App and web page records
☆ ☆ ☆ ☆

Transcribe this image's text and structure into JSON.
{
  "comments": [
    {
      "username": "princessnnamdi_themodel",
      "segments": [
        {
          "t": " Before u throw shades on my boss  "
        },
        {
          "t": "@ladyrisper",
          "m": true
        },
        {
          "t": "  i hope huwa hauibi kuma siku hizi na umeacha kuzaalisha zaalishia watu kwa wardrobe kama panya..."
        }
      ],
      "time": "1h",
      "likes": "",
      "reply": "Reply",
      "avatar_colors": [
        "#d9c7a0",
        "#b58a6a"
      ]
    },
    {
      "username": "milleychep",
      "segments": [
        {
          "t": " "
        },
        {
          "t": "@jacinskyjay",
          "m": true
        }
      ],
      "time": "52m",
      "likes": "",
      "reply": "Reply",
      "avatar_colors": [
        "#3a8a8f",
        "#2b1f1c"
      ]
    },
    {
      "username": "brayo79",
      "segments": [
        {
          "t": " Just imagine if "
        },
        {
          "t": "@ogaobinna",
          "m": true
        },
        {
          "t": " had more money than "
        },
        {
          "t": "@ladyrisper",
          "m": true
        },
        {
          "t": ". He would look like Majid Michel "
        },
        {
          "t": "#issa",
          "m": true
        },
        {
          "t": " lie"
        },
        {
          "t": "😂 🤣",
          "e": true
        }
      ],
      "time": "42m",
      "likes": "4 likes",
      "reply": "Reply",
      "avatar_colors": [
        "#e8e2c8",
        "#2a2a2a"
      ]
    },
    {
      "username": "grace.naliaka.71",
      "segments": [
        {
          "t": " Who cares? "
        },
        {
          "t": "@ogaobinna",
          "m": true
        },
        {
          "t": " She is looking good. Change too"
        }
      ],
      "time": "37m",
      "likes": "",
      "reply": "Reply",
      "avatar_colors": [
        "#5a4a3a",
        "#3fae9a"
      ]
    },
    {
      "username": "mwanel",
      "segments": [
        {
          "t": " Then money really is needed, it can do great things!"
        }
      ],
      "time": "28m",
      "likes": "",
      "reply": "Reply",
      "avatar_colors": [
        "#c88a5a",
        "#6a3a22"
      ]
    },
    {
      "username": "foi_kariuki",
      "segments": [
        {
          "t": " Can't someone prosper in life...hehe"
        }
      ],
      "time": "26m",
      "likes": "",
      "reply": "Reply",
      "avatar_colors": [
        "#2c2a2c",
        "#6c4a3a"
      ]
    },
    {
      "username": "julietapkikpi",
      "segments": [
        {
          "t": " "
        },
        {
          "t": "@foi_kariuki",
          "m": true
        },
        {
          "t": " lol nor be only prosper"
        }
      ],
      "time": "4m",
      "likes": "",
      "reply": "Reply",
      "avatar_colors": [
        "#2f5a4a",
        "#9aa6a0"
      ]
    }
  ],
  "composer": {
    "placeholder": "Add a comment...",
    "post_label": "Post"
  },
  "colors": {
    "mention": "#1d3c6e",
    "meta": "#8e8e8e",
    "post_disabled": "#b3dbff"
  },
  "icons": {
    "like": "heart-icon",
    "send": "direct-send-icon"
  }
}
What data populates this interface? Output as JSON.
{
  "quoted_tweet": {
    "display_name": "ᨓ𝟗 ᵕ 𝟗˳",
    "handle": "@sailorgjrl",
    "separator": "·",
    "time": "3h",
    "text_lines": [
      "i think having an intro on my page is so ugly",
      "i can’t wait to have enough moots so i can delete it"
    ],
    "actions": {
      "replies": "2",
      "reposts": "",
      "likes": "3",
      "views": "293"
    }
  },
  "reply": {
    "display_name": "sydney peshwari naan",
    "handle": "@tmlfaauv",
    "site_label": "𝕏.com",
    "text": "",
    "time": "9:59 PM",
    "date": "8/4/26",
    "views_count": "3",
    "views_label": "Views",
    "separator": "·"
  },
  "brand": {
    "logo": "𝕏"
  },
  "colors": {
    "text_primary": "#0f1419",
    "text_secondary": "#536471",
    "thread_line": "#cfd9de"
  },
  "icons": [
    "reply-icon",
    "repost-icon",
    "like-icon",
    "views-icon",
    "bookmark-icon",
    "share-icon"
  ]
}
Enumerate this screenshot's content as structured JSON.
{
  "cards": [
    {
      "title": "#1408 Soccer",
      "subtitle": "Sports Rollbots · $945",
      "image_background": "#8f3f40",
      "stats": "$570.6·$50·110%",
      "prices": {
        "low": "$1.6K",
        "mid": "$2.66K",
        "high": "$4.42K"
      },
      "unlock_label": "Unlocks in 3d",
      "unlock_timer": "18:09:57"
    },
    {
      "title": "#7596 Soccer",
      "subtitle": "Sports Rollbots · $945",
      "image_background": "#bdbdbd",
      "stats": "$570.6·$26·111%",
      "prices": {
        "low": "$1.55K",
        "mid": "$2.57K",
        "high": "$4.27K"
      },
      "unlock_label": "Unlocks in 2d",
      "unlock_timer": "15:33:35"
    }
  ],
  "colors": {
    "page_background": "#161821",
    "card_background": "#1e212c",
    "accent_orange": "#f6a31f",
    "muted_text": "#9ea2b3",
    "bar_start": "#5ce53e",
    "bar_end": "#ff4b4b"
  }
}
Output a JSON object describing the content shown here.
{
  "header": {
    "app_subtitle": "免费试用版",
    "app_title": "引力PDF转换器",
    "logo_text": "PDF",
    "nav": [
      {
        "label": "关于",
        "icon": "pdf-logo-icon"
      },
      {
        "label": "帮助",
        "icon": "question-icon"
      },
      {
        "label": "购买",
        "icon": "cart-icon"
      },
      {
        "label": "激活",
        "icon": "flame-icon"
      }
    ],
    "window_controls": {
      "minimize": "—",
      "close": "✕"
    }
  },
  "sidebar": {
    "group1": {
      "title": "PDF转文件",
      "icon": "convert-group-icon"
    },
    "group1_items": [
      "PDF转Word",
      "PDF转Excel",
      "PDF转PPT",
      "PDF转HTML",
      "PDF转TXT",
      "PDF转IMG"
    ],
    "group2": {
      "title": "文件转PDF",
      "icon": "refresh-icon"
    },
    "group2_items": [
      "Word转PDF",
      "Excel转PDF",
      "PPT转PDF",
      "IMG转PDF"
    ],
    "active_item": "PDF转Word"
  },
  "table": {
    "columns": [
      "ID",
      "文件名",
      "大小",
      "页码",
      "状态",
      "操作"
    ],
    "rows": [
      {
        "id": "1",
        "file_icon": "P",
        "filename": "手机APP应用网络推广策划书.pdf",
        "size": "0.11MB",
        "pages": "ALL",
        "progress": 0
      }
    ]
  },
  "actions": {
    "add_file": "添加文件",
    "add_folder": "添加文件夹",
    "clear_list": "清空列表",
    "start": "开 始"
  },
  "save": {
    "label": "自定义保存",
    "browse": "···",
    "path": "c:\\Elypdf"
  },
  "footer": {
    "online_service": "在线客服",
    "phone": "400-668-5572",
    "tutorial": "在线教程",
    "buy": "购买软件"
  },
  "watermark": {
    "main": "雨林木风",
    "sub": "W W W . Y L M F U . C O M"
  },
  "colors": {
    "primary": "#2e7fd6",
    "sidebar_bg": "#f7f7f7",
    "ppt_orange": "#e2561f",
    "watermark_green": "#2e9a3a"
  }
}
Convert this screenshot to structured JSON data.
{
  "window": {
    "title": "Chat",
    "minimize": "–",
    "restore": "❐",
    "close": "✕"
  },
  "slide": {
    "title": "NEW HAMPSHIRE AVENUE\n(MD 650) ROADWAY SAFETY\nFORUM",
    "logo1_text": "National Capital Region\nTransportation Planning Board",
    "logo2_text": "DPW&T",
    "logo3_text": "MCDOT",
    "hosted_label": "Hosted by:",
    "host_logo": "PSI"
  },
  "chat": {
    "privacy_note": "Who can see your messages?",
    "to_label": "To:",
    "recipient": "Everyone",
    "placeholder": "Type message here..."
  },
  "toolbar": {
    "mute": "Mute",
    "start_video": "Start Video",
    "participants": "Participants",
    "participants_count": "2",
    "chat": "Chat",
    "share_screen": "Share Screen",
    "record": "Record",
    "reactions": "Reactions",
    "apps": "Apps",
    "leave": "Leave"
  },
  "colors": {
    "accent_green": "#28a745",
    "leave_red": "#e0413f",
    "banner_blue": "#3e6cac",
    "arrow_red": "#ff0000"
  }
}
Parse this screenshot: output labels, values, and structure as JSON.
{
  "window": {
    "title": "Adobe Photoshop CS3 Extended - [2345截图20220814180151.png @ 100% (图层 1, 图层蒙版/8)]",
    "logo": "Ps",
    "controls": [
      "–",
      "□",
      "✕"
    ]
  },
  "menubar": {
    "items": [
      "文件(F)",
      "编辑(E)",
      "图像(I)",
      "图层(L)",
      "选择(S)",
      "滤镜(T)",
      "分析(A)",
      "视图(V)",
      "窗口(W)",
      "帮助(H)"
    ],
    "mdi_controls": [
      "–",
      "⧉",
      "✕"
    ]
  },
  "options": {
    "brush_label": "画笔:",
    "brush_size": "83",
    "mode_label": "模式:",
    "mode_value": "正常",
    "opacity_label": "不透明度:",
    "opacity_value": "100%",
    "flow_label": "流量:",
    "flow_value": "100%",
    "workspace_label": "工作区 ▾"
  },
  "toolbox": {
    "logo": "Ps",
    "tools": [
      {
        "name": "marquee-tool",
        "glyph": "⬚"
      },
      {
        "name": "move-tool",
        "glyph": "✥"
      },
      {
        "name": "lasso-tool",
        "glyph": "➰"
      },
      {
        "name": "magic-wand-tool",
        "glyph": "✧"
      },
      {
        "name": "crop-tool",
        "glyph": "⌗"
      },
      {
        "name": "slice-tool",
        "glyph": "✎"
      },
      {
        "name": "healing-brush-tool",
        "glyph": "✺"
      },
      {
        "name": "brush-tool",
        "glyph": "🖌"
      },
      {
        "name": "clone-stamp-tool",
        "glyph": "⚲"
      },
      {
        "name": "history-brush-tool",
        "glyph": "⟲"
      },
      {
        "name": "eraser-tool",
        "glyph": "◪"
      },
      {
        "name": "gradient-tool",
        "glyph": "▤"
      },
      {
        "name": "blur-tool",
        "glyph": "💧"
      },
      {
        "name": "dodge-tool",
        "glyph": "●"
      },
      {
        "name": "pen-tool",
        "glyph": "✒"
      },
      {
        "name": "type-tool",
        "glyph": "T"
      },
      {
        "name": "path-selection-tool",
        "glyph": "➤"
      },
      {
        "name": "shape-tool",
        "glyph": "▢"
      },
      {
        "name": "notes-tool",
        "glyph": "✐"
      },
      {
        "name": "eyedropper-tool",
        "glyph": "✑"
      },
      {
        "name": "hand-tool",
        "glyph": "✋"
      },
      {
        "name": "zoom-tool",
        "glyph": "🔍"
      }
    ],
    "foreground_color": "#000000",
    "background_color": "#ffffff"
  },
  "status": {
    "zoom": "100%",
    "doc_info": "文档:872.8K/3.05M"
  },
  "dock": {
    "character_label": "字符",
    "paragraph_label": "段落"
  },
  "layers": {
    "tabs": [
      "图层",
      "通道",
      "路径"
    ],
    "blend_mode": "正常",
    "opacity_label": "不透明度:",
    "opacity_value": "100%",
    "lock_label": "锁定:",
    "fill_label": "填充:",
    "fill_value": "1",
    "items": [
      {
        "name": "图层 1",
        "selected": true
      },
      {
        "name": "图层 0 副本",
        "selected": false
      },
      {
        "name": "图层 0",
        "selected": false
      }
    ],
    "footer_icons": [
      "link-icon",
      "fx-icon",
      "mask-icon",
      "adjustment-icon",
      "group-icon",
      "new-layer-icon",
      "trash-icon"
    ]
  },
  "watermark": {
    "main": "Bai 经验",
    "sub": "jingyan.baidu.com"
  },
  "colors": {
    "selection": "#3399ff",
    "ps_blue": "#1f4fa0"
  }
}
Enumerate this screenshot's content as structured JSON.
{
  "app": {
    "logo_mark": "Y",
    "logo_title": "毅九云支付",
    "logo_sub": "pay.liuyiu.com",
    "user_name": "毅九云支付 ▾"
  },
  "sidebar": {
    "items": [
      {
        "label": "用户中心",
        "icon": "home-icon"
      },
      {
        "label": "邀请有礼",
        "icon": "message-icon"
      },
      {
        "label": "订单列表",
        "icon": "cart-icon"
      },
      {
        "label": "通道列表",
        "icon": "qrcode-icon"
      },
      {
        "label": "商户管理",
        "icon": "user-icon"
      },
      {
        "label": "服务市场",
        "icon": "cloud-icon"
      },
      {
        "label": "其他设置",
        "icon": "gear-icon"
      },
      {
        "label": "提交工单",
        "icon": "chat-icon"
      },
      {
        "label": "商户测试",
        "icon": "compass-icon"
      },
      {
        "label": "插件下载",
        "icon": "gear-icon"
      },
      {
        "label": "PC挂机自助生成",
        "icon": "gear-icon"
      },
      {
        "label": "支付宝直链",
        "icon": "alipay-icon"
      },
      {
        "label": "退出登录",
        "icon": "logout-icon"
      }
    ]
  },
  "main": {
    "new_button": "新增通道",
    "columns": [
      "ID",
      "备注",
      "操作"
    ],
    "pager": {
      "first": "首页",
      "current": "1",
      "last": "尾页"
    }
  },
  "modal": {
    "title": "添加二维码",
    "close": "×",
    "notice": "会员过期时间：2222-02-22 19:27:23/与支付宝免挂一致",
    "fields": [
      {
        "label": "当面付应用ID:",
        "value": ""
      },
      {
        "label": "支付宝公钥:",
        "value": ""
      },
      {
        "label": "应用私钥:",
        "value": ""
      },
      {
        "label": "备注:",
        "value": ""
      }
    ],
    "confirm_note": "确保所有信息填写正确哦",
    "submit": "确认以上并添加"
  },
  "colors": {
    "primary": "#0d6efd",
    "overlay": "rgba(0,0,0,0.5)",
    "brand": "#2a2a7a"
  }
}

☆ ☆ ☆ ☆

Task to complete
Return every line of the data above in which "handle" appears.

Response area
    "handle": "@sailorgjrl",
    "handle": "@tmlfaauv",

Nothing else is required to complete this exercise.